Exercise
Word for word, retype every record in the listing.
==*==
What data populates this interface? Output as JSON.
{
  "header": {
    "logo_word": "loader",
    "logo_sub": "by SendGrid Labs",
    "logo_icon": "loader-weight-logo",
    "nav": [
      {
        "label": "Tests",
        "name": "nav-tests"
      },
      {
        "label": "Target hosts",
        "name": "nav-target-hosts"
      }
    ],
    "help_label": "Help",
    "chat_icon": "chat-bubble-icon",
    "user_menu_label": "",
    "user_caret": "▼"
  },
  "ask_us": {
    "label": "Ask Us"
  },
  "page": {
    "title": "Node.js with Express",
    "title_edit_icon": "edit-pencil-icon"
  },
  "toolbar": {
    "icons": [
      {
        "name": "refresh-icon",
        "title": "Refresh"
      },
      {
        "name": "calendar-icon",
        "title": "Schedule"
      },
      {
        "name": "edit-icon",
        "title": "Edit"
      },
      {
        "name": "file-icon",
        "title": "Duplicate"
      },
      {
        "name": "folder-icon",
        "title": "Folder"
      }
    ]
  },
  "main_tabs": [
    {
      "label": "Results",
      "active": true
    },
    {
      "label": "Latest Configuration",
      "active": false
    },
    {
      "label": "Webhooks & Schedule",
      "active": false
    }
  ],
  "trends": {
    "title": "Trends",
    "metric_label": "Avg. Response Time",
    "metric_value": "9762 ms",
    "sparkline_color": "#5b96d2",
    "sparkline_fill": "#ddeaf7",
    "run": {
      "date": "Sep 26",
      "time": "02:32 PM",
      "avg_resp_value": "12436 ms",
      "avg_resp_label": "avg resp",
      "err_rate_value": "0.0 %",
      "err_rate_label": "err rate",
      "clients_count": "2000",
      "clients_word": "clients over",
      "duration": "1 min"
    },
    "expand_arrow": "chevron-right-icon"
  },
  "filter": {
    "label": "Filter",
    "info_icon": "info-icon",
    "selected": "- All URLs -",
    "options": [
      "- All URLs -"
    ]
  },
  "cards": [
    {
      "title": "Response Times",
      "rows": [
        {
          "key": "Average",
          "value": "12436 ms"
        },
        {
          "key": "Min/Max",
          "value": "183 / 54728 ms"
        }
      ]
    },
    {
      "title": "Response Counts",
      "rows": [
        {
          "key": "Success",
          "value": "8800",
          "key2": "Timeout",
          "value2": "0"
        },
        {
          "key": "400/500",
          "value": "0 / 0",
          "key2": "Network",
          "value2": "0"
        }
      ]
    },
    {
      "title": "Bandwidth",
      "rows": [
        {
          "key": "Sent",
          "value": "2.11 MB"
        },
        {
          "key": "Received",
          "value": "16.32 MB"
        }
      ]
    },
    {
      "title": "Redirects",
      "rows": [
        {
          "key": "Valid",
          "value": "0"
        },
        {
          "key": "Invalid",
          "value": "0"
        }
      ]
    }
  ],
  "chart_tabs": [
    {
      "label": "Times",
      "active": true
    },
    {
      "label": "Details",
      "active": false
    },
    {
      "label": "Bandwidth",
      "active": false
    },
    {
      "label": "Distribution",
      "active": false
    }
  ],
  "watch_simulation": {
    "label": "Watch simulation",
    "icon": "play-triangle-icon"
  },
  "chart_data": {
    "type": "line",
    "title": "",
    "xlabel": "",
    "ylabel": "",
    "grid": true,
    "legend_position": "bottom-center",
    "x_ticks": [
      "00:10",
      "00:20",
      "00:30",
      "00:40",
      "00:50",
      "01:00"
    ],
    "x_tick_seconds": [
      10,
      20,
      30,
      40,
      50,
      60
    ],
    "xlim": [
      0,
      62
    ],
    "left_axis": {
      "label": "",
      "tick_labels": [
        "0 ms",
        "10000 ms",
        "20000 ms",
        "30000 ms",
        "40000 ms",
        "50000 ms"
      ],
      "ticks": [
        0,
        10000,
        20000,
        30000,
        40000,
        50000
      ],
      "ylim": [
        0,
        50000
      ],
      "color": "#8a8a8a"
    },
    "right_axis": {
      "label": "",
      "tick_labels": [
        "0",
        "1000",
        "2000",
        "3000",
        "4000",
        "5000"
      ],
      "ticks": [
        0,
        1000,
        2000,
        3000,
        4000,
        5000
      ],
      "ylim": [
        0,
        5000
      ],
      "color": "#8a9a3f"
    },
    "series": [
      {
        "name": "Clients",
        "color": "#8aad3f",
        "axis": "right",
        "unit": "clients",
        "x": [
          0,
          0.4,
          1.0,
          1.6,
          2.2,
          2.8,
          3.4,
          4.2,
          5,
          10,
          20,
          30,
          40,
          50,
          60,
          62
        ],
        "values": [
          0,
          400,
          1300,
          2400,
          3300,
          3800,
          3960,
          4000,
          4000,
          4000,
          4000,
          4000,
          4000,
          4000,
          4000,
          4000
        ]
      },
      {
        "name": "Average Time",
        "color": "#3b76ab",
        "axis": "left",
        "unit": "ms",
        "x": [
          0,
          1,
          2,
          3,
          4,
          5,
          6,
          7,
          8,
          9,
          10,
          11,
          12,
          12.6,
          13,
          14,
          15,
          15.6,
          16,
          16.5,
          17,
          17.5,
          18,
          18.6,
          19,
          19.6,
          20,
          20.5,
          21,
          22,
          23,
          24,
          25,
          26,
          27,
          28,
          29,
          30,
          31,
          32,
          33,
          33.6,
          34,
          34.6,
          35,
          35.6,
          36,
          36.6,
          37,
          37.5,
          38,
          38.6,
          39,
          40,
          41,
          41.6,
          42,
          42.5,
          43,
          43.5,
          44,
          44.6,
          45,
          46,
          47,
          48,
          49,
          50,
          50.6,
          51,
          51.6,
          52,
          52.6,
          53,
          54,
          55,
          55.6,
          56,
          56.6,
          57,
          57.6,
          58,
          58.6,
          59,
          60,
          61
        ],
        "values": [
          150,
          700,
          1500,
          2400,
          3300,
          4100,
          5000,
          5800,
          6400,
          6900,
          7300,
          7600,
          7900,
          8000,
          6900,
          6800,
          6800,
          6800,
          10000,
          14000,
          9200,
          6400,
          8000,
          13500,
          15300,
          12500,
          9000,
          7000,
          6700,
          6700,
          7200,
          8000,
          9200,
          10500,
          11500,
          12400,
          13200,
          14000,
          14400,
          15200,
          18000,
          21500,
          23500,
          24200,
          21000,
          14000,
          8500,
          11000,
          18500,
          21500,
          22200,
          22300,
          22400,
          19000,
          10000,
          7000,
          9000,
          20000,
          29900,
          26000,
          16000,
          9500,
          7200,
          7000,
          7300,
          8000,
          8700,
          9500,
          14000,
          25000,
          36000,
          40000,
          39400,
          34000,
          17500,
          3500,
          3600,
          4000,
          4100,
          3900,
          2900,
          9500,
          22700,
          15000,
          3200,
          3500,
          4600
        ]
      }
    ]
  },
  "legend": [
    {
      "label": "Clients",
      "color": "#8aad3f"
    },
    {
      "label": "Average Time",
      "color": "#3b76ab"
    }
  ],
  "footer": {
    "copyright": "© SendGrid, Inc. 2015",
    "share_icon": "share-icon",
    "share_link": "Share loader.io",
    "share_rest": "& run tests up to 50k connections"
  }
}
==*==
Response box
What data populates this interface? Output as JSON.
{
  "header": {
    "logo_word": "loader",
    "logo_sub": "by SendGrid Labs",
    "logo_icon": "loader-weight-logo",
    "nav": [
      {
        "label": "Tests",
        "name": "nav-tests"
      },
      {
        "label": "Target hosts",
        "name": "nav-target-hosts"
      }
    ],
    "help_label": "Help",
    "chat_icon": "chat-bubble-icon",
    "user_menu_label": "",
    "user_caret": "▼"
  },
  "ask_us": {
    "label": "Ask Us"
  },
  "page": {
    "title": "Node.js with Express",
    "title_edit_icon": "edit-pencil-icon"
  },
  "toolbar": {
    "icons": [
      {
        "name": "refresh-icon",
        "title": "Refresh"
      },
      {
        "name": "calendar-icon",
        "title": "Schedule"
      },
      {
        "name": "edit-icon",
        "title": "Edit"
      },
      {
        "name": "file-icon",
        "title": "Duplicate"
      },
      {
        "name": "folder-icon",
        "title": "Folder"
      }
    ]
  },
  "main_tabs": [
    {
      "label": "Results",
      "active": true
    },
    {
      "label": "Latest Configuration",
      "active": false
    },
    {
      "label": "Webhooks & Schedule",
      "active": false
    }
  ],
  "trends": {
    "title": "Trends",
    "metric_label": "Avg. Response Time",
    "metric_value": "9762 ms",
    "sparkline_color": "#5b96d2",
    "sparkline_fill": "#ddeaf7",
    "run": {
      "date": "Sep 26",
      "time": "02:32 PM",
      "avg_resp_value": "12436 ms",
      "avg_resp_label": "avg resp",
      "err_rate_value": "0.0 %",
      "err_rate_label": "err rate",
      "clients_count": "2000",
      "clients_word": "clients over",
      "duration": "1 min"
    },
    "expand_arrow": "chevron-right-icon"
  },
  "filter": {
    "label": "Filter",
    "info_icon": "info-icon",
    "selected": "- All URLs -",
    "options": [
      "- All URLs -"
    ]
  },
  "cards": [
    {
      "title": "Response Times",
      "rows": [
        {
          "key": "Average",
          "value": "12436 ms"
        },
        {
          "key": "Min/Max",
          "value": "183 / 54728 ms"
        }
      ]
    },
    {
      "title": "Response Counts",
      "rows": [
        {
          "key": "Success",
          "value": "8800",
          "key2": "Timeout",
          "value2": "0"
        },
        {
          "key": "400/500",
          "value": "0 / 0",
          "key2": "Network",
          "value2": "0"
        }
      ]
    },
    {
      "title": "Bandwidth",
      "rows": [
        {
          "key": "Sent",
          "value": "2.11 MB"
        },
        {
          "key": "Received",
          "value": "16.32 MB"
        }
      ]
    },
    {
      "title": "Redirects",
      "rows": [
        {
          "key": "Valid",
          "value": "0"
        },
        {
          "key": "Invalid",
          "value": "0"
        }
      ]
    }
  ],
  "chart_tabs": [
    {
      "label": "Times",
      "active": true
    },
    {
      "label": "Details",
      "active": false
    },
    {
      "label": "Bandwidth",
      "active": false
    },
    {
      "label": "Distribution",
      "active": false
    }
  ],
  "watch_simulation": {
    "label": "Watch simulation",
    "icon": "play-triangle-icon"
  },
  "chart_data": {
    "type": "line",
    "title": "",
    "xlabel": "",
    "ylabel": "",
    "grid": true,
    "legend_position": "bottom-center",
    "x_ticks": [
      "00:10",
      "00:20",
      "00:30",
      "00:40",
      "00:50",
      "01:00"
    ],
    "x_tick_seconds": [
      10,
      20,
      30,
      40,
      50,
      60
    ],
    "xlim": [
      0,
      62
    ],
    "left_axis": {
      "label": "",
      "tick_labels": [
        "0 ms",
        "10000 ms",
        "20000 ms",
        "30000 ms",
        "40000 ms",
        "50000 ms"
      ],
      "ticks": [
        0,
        10000,
        20000,
        30000,
        40000,
        50000
      ],
      "ylim": [
        0,
        50000
      ],
      "color": "#8a8a8a"
    },
    "right_axis": {
      "label": "",
      "tick_labels": [
        "0",
        "1000",
        "2000",
        "3000",
        "4000",
        "5000"
      ],
      "ticks": [
        0,
        1000,
        2000,
        3000,
        4000,
        5000
      ],
      "ylim": [
        0,
        5000
      ],
      "color": "#8a9a3f"
    },
    "series": [
      {
        "name": "Clients",
        "color": "#8aad3f",
        "axis": "right",
        "unit": "clients",
        "x": [
          0,
          0.4,
          1.0,
          1.6,
          2.2,
          2.8,
          3.4,
          4.2,
          5,
          10,
          20,
          30,
          40,
          50,
          60,
          62
        ],
        "values": [
          0,
          400,
          1300,
          2400,
          3300,
          3800,
          3960,
          4000,
          4000,
          4000,
          4000,
          4000,
          4000,
          4000,
          4000,
          4000
        ]
      },
      {
        "name": "Average Time",
        "color": "#3b76ab",
        "axis": "left",
        "unit": "ms",
        "x": [
          0,
          1,
          2,
          3,
          4,
          5,
          6,
          7,
          8,
          9,
          10,
          11,
          12,
          12.6,
          13,
          14,
          15,
          15.6,
          16,
          16.5,
          17,
          17.5,
          18,
          18.6,
          19,
          19.6,
          20,
          20.5,
          21,
          22,
          23,
          24,
          25,
          26,
          27,
          28,
          29,
          30,
          31,
          32,
          33,
          33.6,
          34,
          34.6,
          35,
          35.6,
          36,
          36.6,
          37,
          37.5,
          38,
          38.6,
          39,
          40,
          41,
          41.6,
          42,
          42.5,
          43,
          43.5,
          44,
          44.6,
          45,
          46,
          47,
          48,
          49,
          50,
          50.6,
          51,
          51.6,
          52,
          52.6,
          53,
          54,
          55,
          55.6,
          56,
          56.6,
          57,
          57.6,
          58,
          58.6,
          59,
          60,
          61
        ],
        "values": [
          150,
          700,
          1500,
          2400,
          3300,
          4100,
          5000,
          5800,
          6400,
          6900,
          7300,
          7600,
          7900,
          8000,
          6900,
          6800,
          6800,
          6800,
          10000,
          14000,
          9200,
          6400,
          8000,
          13500,
          15300,
          12500,
          9000,
          7000,
          6700,
          6700,
          7200,
          8000,
          9200,
          10500,
          11500,
          12400,
          13200,
          14000,
          14400,
          15200,
          18000,
          21500,
          23500,
          24200,
          21000,
          14000,
          8500,
          11000,
          18500,
          21500,
          22200,
          22300,
          22400,
          19000,
          10000,
          7000,
          9000,
          20000,
          29900,
          26000,
          16000,
          9500,
          7200,
          7000,
          7300,
          8000,
          8700,
          9500,
          14000,
          25000,
          36000,
          40000,
          39400,
          34000,
          17500,
          3500,
          3600,
          4000,
          4100,
          3900,
          2900,
          9500,
          22700,
          15000,
          3200,
          3500,
          4600
        ]
      }
    ]
  },
  "legend": [
    {
      "label": "Clients",
      "color": "#8aad3f"
    },
    {
      "label": "Average Time",
      "color": "#3b76ab"
    }
  ],
  "footer": {
    "copyright": "© SendGrid, Inc. 2015",
    "share_icon": "share-icon",
    "share_link": "Share loader.io",
    "share_rest": "& run tests up to 50k connections"
  }
}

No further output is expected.